→ Material provided:
[Start of section]

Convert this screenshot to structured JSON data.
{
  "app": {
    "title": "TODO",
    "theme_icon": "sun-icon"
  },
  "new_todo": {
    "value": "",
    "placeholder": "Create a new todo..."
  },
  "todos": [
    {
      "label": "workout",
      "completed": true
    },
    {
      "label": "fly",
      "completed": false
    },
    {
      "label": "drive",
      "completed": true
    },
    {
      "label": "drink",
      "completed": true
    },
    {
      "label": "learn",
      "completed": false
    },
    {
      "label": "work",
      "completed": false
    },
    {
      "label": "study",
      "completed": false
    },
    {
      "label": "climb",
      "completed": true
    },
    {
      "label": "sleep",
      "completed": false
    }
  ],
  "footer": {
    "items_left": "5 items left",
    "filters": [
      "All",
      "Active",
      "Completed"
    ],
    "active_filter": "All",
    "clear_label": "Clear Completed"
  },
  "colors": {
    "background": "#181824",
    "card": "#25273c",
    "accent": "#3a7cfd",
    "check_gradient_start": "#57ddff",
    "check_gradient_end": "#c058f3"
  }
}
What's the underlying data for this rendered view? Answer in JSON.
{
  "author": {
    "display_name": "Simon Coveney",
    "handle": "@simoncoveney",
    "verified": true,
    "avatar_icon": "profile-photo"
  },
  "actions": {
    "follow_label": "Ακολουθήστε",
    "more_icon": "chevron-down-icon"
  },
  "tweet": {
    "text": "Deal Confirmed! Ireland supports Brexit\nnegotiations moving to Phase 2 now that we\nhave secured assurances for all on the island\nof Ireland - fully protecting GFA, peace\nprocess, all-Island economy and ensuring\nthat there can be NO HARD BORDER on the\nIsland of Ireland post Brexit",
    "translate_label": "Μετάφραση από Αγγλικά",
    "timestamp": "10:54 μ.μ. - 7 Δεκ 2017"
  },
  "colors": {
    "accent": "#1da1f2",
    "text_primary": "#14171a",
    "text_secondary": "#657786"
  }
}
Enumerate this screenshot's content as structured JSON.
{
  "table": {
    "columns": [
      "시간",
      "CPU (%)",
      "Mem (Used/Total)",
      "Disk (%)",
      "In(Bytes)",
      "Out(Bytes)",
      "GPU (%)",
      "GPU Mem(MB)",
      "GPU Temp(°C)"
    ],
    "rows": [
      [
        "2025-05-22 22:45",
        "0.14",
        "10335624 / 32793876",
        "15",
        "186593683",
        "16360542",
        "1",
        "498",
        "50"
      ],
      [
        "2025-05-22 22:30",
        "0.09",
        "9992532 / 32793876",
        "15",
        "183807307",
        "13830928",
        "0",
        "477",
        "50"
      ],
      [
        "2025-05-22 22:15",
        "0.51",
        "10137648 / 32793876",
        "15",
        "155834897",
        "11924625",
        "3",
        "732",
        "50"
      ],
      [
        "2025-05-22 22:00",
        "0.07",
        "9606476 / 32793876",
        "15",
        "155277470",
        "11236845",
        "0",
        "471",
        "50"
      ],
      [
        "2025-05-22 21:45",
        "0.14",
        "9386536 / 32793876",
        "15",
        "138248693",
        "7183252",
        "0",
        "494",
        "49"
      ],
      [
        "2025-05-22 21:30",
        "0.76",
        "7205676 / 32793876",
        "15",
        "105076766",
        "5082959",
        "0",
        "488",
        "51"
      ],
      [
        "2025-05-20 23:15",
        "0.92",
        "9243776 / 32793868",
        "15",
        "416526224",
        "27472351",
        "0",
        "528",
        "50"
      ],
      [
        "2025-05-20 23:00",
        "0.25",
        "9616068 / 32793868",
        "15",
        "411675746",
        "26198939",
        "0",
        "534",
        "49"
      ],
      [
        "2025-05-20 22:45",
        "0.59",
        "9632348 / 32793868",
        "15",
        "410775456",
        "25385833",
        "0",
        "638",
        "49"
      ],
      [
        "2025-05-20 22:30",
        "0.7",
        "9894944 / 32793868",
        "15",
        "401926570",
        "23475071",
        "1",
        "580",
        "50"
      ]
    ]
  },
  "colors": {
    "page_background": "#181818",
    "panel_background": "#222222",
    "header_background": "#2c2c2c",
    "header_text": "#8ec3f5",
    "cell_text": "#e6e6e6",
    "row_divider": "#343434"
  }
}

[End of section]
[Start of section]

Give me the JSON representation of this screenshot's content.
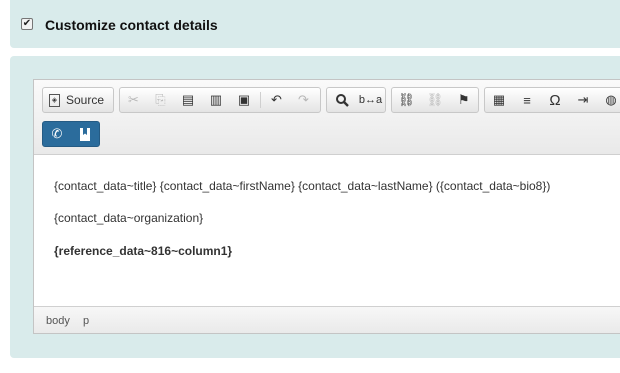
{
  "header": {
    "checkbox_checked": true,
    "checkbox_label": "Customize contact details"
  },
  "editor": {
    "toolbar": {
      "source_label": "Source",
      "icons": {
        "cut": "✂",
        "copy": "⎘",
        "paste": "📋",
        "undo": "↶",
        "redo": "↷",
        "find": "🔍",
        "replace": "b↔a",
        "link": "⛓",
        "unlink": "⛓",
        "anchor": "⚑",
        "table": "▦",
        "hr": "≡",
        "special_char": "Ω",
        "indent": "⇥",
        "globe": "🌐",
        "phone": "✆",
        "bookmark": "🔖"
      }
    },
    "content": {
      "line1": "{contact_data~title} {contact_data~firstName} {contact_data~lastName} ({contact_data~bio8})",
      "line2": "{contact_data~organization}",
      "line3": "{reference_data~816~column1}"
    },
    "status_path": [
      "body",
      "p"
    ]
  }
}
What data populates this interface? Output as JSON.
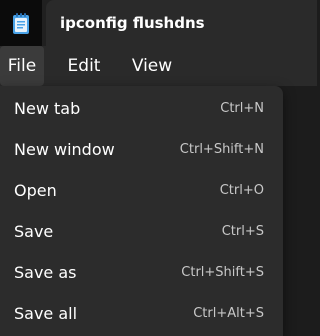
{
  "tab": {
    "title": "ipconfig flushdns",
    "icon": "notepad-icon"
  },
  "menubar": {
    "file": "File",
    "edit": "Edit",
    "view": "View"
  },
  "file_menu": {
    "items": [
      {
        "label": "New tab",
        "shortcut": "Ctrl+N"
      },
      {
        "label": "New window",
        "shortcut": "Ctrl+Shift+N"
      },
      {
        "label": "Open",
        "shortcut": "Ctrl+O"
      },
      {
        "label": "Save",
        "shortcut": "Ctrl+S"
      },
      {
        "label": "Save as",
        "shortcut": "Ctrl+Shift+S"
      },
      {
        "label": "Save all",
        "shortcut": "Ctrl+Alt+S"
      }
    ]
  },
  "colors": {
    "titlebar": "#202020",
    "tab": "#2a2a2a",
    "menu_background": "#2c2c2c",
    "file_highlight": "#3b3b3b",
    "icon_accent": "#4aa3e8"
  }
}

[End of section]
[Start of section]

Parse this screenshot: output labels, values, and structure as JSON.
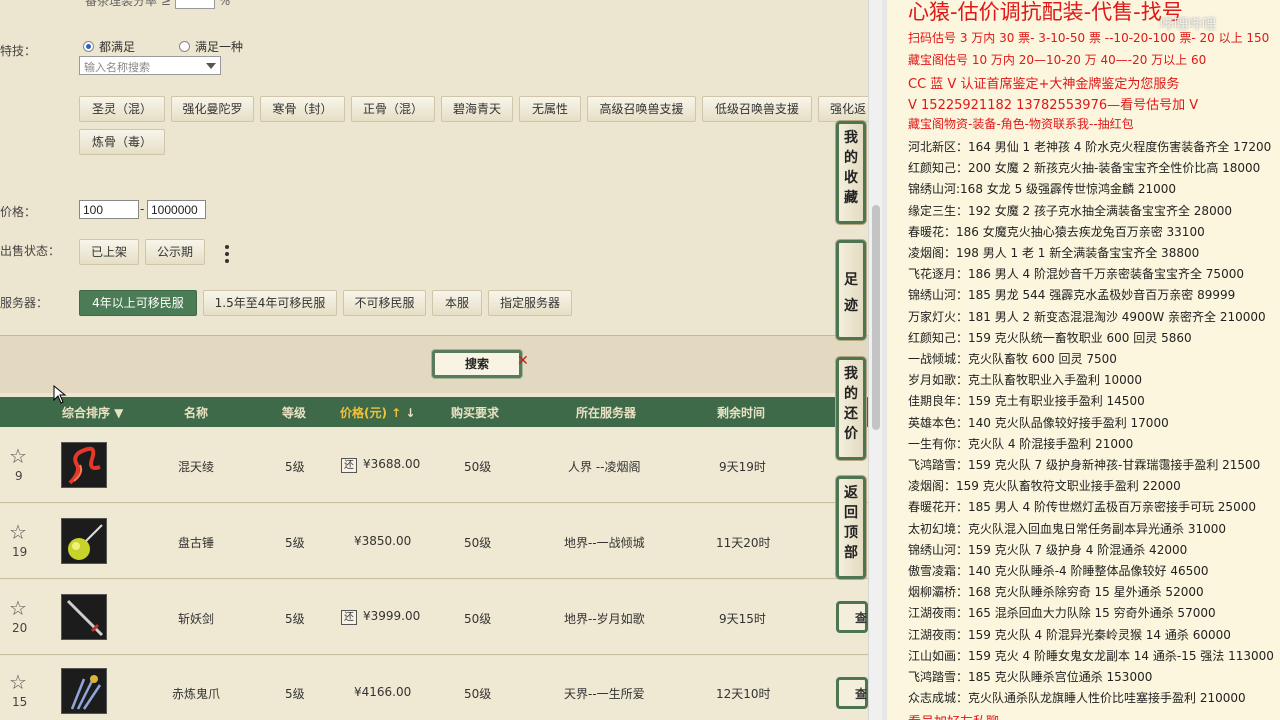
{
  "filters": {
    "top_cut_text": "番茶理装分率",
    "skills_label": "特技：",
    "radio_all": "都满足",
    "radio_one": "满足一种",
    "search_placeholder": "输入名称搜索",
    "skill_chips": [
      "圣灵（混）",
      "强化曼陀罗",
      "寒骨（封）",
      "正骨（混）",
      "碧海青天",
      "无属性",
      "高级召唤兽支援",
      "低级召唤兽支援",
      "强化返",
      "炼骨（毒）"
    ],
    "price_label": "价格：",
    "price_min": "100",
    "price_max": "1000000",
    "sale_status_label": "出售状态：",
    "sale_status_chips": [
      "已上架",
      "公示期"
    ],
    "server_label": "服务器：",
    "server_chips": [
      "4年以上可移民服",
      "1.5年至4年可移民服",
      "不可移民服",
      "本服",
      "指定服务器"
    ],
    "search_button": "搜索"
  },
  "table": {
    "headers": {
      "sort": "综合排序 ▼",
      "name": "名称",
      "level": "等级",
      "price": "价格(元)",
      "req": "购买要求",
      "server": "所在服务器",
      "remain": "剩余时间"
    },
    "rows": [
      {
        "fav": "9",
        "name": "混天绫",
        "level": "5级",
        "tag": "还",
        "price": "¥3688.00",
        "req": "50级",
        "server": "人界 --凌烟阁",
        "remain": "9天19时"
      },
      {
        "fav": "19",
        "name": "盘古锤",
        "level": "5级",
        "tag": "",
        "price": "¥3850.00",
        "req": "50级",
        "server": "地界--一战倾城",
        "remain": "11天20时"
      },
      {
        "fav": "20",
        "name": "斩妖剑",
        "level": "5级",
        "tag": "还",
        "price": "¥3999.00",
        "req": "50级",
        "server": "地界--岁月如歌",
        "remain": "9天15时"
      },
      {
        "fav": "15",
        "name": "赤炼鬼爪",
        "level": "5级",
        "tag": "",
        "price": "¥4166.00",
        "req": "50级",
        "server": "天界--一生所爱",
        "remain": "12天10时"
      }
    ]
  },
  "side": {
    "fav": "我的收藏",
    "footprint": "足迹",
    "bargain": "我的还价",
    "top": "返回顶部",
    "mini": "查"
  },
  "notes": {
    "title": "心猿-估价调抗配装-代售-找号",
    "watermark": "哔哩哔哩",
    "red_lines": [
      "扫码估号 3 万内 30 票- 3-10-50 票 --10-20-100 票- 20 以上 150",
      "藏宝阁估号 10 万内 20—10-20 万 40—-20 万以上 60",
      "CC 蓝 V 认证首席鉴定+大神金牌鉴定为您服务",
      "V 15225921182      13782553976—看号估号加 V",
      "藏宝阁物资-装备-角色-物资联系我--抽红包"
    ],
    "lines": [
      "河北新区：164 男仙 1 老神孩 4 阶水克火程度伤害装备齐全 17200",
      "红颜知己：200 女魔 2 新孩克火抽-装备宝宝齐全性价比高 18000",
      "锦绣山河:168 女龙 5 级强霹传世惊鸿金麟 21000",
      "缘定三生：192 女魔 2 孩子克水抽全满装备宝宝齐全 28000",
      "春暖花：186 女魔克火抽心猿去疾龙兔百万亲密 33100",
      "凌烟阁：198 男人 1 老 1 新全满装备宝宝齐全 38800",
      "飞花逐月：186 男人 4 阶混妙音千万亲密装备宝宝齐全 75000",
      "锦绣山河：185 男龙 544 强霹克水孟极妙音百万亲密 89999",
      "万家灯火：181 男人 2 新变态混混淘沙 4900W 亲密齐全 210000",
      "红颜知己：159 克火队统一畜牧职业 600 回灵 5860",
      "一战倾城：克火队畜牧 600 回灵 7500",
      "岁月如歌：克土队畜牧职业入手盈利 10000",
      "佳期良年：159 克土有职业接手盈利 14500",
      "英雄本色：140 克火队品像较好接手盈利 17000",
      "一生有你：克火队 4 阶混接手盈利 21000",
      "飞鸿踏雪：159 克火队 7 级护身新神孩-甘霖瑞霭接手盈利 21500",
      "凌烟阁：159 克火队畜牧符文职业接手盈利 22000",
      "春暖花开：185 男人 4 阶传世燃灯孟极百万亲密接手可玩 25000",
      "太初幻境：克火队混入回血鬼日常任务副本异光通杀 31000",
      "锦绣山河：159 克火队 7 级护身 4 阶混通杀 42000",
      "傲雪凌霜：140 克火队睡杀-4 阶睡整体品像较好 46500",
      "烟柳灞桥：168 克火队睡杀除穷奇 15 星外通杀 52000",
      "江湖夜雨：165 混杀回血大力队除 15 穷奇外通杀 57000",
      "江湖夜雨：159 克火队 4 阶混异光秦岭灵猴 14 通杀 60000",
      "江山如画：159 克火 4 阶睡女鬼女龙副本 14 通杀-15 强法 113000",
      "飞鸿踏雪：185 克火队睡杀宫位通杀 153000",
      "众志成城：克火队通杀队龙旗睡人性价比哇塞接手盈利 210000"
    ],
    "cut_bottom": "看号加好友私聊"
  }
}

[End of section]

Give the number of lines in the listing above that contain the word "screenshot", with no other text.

→ Result below: 4